### Records contained in a dataset:
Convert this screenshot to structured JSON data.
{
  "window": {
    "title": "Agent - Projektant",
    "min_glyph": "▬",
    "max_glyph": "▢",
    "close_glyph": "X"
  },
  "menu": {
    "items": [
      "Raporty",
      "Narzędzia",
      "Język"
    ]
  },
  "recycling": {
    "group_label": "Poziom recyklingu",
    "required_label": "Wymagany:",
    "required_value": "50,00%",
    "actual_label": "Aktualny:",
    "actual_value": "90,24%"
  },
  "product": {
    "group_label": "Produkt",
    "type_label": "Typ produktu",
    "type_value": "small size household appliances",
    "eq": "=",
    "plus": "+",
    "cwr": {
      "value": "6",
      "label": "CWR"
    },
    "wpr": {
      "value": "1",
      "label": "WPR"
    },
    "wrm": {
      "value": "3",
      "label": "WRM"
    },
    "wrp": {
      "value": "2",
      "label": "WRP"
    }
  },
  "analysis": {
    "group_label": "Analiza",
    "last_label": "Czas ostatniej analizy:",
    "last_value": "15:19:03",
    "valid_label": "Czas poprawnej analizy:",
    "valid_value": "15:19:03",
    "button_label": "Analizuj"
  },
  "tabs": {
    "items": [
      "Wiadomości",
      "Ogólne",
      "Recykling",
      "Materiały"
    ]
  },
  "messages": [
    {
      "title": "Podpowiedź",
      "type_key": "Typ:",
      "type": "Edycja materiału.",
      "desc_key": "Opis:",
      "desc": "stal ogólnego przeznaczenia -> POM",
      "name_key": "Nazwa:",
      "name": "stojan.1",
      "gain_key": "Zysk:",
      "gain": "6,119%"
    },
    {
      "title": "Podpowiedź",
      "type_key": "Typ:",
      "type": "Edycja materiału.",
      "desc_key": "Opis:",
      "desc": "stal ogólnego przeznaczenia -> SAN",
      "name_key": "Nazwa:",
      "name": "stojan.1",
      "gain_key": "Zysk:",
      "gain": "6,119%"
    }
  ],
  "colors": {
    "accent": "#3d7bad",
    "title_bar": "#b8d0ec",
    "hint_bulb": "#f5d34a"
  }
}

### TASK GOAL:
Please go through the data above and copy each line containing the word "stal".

### WRITTEN RESPONSE:
      "desc": "stal ogólnego przeznaczenia -> POM",
      "desc": "stal ogólnego przeznaczenia -> SAN",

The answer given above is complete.